• **What the task requires**
Scan the data beneath this task and copy each line that includes "OpenOffice".

(Items listed in a dataset)

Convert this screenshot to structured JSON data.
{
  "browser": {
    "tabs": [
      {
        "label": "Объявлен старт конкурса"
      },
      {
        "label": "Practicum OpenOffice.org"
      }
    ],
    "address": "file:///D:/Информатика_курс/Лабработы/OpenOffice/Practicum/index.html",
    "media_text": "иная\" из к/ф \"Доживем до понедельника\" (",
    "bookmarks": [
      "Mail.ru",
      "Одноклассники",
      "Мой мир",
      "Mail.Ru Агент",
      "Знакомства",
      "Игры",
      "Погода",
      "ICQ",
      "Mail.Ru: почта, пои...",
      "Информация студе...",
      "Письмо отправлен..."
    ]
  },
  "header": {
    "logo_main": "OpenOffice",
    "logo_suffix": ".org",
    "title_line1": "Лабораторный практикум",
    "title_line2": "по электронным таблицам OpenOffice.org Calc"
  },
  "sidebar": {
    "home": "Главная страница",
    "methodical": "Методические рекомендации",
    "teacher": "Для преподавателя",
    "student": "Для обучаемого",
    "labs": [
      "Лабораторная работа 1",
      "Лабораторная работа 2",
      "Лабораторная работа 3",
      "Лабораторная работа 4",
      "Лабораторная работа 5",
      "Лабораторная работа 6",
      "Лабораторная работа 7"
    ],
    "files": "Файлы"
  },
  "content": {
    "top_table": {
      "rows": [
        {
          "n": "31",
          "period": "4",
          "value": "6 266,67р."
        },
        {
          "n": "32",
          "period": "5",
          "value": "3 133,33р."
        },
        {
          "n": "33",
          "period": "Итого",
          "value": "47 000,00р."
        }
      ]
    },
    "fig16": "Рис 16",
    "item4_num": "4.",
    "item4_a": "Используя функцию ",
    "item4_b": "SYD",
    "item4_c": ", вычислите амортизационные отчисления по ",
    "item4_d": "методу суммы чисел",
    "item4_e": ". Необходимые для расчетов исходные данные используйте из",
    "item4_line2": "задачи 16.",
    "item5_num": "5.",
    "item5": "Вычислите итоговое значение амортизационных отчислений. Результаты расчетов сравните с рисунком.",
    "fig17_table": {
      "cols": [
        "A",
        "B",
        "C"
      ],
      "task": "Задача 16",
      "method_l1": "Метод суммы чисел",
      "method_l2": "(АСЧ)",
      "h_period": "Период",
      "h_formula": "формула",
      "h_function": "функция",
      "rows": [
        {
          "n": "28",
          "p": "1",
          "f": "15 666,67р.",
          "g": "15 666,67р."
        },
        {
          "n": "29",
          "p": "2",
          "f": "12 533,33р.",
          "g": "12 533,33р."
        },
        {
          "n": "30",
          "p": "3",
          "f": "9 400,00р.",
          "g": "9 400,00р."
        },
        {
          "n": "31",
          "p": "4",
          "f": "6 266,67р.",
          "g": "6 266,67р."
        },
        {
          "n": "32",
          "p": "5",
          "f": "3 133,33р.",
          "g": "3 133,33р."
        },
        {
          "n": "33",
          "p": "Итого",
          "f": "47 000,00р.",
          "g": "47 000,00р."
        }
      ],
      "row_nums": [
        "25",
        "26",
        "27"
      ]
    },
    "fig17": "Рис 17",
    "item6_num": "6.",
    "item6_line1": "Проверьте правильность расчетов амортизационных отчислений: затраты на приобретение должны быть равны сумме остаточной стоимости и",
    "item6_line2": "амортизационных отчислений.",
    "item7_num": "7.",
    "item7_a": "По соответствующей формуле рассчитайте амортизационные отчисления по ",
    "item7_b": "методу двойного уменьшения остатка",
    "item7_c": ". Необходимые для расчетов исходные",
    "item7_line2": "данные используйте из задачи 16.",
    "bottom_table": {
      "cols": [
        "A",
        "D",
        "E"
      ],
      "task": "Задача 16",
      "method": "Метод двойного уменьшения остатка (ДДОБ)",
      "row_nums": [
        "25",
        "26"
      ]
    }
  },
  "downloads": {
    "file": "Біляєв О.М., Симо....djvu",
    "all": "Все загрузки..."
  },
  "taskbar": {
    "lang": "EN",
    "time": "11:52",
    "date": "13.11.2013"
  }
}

• **Written answer**
        "label": "Practicum OpenOffice.org"
    "address": "file:///D:/Информатика_курс/Лабработы/OpenOffice/Practicum/index.html",
    "logo_main": "OpenOffice",
    "title_line2": "по электронным таблицам OpenOffice.org Calc"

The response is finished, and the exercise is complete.